Church Commissioners’ results confirm long-term growth
The Church Commissioners have today announced a 15.2 per cent return on their investments during 2010. Their fund has now outperformed its comparator group over the past 10 and 15 years.*
Despite challenging economic times for both the Church and wider society, the Commissioners – who contributed more than £200 million in 2010 towards the cost of maintaining the mission of the Church of England – grew their fund to £5.3 billion (from £4.8 billion at December 31, 2009).
Although most of the costs of the Church’s mission are met by the generous giving of today’s parishioners, the Commissioners contribute around 17p in the pound towards the total. The Commissioners’ contribution is biased towards supporting poorer dioceses.
Today’s results show that the Commissioners are able to distribute £26 million more each year to the Church than if their investments had performed only at the industry average over the last ten years, while pursuing their policy of maintaining the real value of the fund.
Andreas Whittam Smith, First Church Estates Commissioner, said: “These results are good news for the Church and its vital role in the life of the nation. Our mission is to support the Church’s ministry, particularly in areas of need and opportunity – we meet that by ensuring our investments achieve sustainable long-term growth.”
Returns from the fund, held in a broad range of assets, pay for: clergy pensions for service up to the end of 1997; supporting poorer dioceses with the costs of ministry; funding some mission activities; paying for bishops’ ministries and some cathedral costs; and funding the legal framework for parish reorganisation.
The Commissioners manage their investments within ethical guidelines, with advice from the Church of England’s Ethical Investment Advisory Group.
Andrew Brown, Secretary to the Church Commissioners, said: “Investment performance was strong across the board in 2010 underlying the importance of our diversified portfolio. We plan to continue to diversify the fund into other attractive and appropriate asset classes to reduce further the fund’s overall volatility.
“In addition, our Assets Committee has adopted a deliberate policy of being more active in terms of the fund’s overall asset allocation, adjusting the level of risk depending on the market opportunity.”
The main factors behind the fund’s strong performance in 2010 were:
- The Commissioners’ higher weighting in shares, particularly those held in companies with overseas interests.
- The bias to higher performing smaller companies within UK shareholdings.
- The low weighting in UK government bonds, index-linked bonds and UK investment grade bonds and higher investment in property compared with the average pension fund.

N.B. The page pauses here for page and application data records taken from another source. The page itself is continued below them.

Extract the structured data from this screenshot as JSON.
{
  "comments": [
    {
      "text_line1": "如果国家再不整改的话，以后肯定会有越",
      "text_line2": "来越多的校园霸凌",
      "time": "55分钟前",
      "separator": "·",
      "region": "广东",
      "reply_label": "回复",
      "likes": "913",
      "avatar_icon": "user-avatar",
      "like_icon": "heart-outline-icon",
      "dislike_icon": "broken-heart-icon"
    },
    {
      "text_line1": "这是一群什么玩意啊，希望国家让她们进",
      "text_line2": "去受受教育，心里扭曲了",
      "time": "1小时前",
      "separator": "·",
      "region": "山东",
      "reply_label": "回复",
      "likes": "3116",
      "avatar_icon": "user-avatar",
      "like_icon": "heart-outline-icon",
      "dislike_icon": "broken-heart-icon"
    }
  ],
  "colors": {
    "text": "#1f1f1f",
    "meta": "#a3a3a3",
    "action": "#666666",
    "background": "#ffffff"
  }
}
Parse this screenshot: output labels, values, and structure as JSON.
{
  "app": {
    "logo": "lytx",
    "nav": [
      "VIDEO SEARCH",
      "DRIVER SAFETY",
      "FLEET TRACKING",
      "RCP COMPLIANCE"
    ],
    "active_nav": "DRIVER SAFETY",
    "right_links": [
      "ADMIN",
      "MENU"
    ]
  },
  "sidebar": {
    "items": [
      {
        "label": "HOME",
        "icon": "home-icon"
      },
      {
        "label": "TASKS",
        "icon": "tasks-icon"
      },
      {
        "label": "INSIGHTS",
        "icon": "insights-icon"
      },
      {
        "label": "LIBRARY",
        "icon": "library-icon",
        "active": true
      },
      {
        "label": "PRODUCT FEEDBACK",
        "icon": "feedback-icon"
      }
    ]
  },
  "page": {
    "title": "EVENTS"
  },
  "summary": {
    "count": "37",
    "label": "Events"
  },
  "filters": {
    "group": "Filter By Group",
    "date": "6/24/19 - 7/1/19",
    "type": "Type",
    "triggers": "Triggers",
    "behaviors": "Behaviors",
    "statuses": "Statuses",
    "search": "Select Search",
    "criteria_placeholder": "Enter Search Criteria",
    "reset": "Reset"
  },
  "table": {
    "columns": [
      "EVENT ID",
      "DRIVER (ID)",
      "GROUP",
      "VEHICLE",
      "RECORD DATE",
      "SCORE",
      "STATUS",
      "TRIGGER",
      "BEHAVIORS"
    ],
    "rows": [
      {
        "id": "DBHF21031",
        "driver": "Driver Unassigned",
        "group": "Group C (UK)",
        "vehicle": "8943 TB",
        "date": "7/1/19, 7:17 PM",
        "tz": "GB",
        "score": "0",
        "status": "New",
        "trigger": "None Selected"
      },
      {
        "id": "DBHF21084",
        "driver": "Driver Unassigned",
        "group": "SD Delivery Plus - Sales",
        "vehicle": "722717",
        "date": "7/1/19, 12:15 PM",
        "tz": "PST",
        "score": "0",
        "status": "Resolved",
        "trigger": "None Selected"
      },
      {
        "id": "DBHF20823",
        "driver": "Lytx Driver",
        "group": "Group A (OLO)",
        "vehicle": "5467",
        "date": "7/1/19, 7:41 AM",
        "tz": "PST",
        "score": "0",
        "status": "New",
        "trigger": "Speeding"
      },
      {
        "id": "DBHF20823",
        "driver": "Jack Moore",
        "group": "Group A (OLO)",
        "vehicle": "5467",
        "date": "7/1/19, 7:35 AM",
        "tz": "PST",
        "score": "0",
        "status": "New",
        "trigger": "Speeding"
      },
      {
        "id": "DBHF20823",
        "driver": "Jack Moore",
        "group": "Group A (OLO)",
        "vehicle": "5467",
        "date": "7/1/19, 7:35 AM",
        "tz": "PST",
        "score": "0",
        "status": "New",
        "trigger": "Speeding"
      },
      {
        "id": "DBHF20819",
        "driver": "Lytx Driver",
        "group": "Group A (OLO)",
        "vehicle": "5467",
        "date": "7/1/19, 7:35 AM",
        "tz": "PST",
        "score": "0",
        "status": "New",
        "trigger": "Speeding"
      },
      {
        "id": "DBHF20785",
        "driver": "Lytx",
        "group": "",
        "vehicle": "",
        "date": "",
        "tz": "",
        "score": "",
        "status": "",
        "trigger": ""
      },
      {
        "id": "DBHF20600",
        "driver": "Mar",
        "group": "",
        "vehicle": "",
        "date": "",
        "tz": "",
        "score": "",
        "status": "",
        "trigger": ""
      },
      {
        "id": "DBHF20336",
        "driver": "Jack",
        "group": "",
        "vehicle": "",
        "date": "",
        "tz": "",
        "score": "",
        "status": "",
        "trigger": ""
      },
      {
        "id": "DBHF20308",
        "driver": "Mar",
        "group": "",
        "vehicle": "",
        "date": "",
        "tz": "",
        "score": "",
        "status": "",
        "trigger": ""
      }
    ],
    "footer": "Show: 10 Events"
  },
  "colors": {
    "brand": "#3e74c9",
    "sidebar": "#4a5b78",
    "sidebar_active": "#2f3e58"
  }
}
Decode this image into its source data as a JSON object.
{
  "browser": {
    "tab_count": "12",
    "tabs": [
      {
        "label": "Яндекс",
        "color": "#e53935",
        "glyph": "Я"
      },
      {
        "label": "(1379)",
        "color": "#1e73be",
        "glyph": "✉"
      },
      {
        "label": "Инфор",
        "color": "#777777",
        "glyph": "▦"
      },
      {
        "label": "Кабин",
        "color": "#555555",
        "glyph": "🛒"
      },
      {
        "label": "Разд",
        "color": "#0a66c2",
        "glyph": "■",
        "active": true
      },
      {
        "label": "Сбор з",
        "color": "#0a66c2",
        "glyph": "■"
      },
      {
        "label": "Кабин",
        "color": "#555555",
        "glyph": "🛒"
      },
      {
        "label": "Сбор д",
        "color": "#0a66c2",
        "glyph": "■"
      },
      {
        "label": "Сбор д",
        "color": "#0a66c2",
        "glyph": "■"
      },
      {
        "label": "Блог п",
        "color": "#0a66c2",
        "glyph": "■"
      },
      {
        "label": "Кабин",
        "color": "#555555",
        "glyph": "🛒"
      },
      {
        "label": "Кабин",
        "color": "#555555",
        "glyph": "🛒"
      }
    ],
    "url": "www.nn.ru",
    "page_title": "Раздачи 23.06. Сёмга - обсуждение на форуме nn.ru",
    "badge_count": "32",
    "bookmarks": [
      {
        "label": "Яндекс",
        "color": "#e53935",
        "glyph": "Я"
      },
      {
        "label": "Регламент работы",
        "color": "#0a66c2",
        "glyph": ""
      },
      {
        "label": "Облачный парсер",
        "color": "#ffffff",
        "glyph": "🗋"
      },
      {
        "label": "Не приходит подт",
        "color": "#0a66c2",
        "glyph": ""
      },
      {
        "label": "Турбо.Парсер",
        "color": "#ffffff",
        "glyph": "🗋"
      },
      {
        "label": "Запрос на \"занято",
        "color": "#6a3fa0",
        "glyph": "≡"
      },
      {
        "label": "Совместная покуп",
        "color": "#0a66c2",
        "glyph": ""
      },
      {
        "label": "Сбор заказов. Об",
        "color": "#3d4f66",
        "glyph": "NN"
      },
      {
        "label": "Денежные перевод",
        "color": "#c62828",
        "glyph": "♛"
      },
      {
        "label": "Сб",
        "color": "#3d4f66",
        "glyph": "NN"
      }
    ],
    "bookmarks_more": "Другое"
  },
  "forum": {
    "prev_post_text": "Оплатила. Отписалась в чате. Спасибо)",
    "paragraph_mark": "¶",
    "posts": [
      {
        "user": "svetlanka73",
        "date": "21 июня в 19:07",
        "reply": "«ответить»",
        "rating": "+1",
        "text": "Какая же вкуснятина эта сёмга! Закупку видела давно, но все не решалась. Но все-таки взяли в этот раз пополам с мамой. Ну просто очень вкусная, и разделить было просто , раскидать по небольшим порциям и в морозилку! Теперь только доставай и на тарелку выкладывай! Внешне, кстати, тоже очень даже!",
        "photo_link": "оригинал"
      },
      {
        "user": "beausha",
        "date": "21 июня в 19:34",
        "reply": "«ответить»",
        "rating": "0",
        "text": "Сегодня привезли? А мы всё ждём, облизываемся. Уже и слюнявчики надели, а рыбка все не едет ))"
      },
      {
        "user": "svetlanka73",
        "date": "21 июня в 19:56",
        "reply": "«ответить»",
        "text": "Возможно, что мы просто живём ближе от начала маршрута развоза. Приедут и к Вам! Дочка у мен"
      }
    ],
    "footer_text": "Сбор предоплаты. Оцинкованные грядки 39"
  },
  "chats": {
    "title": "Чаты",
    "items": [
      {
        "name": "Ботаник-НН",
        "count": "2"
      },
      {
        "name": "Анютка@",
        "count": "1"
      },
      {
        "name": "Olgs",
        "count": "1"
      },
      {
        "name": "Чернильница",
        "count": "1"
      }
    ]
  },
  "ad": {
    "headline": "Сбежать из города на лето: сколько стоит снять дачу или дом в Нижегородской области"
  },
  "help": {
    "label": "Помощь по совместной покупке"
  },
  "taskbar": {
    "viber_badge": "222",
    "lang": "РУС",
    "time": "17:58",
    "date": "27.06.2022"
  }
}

- The Commissioners’ property portfolio achieved a 15.4 per cent return, exceeding its comparator group, the Investment Property Databank.
- The contribution from the Commissioners’ multi-asset fund managers.
The Commissioners’ overall 15.2 per cent return was achieved against a comparator performance of 12.7 per cent for 2010. Over the past 10 years, total returns averaged 6.3 per cent per year, against the comparator group’s 4.5 per cent. Over the past 15 years, the Commissioners outperformed the comparator group with an average annual return of 9.3 per cent against 7.0 per cent…